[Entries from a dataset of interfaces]

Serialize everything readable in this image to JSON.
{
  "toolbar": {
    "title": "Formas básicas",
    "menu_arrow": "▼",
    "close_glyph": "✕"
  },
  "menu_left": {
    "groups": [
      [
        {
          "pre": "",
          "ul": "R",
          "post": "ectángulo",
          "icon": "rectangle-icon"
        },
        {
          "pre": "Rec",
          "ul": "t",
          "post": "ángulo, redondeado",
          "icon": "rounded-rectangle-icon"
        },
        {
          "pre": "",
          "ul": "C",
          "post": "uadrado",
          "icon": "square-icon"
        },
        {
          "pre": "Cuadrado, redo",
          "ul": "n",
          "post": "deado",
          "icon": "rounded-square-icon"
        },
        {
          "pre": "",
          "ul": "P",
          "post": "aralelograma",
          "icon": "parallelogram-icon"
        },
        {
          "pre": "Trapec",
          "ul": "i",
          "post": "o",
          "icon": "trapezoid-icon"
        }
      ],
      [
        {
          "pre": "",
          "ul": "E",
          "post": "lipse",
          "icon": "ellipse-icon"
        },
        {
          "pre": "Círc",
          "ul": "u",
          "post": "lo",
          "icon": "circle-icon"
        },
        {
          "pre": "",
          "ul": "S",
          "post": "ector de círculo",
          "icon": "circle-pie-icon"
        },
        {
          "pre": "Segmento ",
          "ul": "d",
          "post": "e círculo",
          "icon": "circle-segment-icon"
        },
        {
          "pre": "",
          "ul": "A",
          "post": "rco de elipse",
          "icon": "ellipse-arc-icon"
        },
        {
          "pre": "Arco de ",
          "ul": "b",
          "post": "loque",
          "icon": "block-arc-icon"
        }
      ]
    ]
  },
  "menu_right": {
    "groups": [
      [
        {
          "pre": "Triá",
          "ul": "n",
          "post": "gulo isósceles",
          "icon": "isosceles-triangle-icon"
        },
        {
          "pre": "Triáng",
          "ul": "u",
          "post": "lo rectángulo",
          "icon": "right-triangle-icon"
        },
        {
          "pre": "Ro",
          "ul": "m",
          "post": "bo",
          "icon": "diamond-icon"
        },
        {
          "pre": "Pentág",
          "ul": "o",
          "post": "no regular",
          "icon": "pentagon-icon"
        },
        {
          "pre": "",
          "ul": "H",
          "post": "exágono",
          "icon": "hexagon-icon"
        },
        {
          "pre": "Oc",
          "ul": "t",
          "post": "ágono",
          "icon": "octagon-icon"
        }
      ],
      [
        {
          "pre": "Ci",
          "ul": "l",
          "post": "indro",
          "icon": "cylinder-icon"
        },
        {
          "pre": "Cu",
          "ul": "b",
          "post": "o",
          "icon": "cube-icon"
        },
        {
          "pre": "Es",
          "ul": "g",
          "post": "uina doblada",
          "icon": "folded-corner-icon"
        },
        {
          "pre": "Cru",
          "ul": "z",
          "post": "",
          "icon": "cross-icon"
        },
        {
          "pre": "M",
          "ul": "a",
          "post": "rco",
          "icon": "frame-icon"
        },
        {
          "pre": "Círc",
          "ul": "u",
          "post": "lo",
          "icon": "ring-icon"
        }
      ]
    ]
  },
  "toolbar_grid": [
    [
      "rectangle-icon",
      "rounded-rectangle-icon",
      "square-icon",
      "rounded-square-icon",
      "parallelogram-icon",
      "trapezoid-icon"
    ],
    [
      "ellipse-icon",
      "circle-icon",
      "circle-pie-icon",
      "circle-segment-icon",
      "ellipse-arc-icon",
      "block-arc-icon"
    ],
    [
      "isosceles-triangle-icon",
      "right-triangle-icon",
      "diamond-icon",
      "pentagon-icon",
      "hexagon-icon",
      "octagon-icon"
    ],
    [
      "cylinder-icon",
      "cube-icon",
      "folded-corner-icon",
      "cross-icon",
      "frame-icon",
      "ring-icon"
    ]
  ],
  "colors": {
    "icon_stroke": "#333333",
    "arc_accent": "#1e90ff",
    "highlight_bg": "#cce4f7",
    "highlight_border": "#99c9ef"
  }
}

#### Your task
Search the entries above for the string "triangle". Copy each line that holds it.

#### Response
          "icon": "isosceles-triangle-icon"
          "icon": "right-triangle-icon"
      "isosceles-triangle-icon",
      "right-triangle-icon",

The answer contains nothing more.